Instructions for the task
Could you give the data that follows again exactly, without its pictures?

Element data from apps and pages
--*--

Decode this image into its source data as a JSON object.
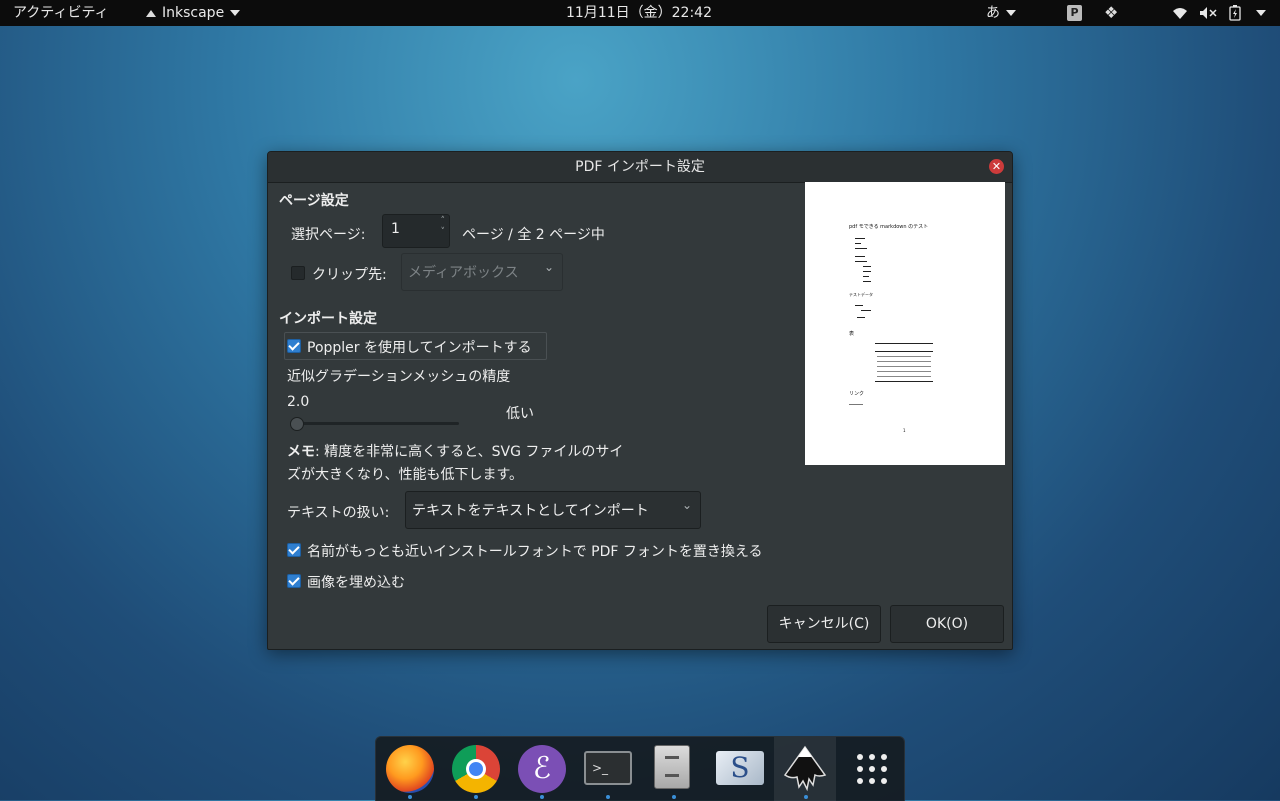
{
  "topbar": {
    "activities": "アクティビティ",
    "app_menu": "Inkscape",
    "clock": "11月11日（金）22:42",
    "input_method": "あ"
  },
  "dialog": {
    "title": "PDF インポート設定",
    "page_section": {
      "title": "ページ設定",
      "select_page_label": "選択ページ:",
      "select_page_value": "1",
      "page_of_total": "ページ / 全 2 ページ中",
      "clip_label": "クリップ先:",
      "clip_checked": false,
      "clip_option": "メディアボックス"
    },
    "import_section": {
      "title": "インポート設定",
      "poppler_label": "Poppler を使用してインポートする",
      "poppler_checked": true,
      "mesh_precision_label": "近似グラデーションメッシュの精度",
      "mesh_precision_value": "2.0",
      "mesh_precision_level": "低い",
      "note_bold": "メモ",
      "note_line1": ": 精度を非常に高くすると、SVG ファイルのサイ",
      "note_line2": "ズが大きくなり、性能も低下します。",
      "text_handling_label": "テキストの扱い:",
      "text_handling_value": "テキストをテキストとしてインポート",
      "replace_fonts_label": "名前がもっとも近いインストールフォントで PDF フォントを置き換える",
      "replace_fonts_checked": true,
      "embed_images_label": "画像を埋め込む",
      "embed_images_checked": true
    },
    "buttons": {
      "cancel": "キャンセル(C)",
      "ok": "OK(O)"
    },
    "preview": {
      "heading": "pdf モできる markdown のテスト",
      "section2": "テストデータ",
      "section3": "表",
      "section4": "リンク",
      "page_number": "1"
    }
  },
  "dock": {
    "apps": [
      "firefox-icon",
      "chrome-icon",
      "emacs-icon",
      "terminal-icon",
      "files-icon",
      "scribus-icon",
      "inkscape-icon",
      "app-grid-icon"
    ]
  }
}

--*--

Answer space
Decode this image into its source data as a JSON object.
{
  "topbar": {
    "activities": "アクティビティ",
    "app_menu": "Inkscape",
    "clock": "11月11日（金）22:42",
    "input_method": "あ"
  },
  "dialog": {
    "title": "PDF インポート設定",
    "page_section": {
      "title": "ページ設定",
      "select_page_label": "選択ページ:",
      "select_page_value": "1",
      "page_of_total": "ページ / 全 2 ページ中",
      "clip_label": "クリップ先:",
      "clip_checked": false,
      "clip_option": "メディアボックス"
    },
    "import_section": {
      "title": "インポート設定",
      "poppler_label": "Poppler を使用してインポートする",
      "poppler_checked": true,
      "mesh_precision_label": "近似グラデーションメッシュの精度",
      "mesh_precision_value": "2.0",
      "mesh_precision_level": "低い",
      "note_bold": "メモ",
      "note_line1": ": 精度を非常に高くすると、SVG ファイルのサイ",
      "note_line2": "ズが大きくなり、性能も低下します。",
      "text_handling_label": "テキストの扱い:",
      "text_handling_value": "テキストをテキストとしてインポート",
      "replace_fonts_label": "名前がもっとも近いインストールフォントで PDF フォントを置き換える",
      "replace_fonts_checked": true,
      "embed_images_label": "画像を埋め込む",
      "embed_images_checked": true
    },
    "buttons": {
      "cancel": "キャンセル(C)",
      "ok": "OK(O)"
    },
    "preview": {
      "heading": "pdf モできる markdown のテスト",
      "section2": "テストデータ",
      "section3": "表",
      "section4": "リンク",
      "page_number": "1"
    }
  },
  "dock": {
    "apps": [
      "firefox-icon",
      "chrome-icon",
      "emacs-icon",
      "terminal-icon",
      "files-icon",
      "scribus-icon",
      "inkscape-icon",
      "app-grid-icon"
    ]
  }
}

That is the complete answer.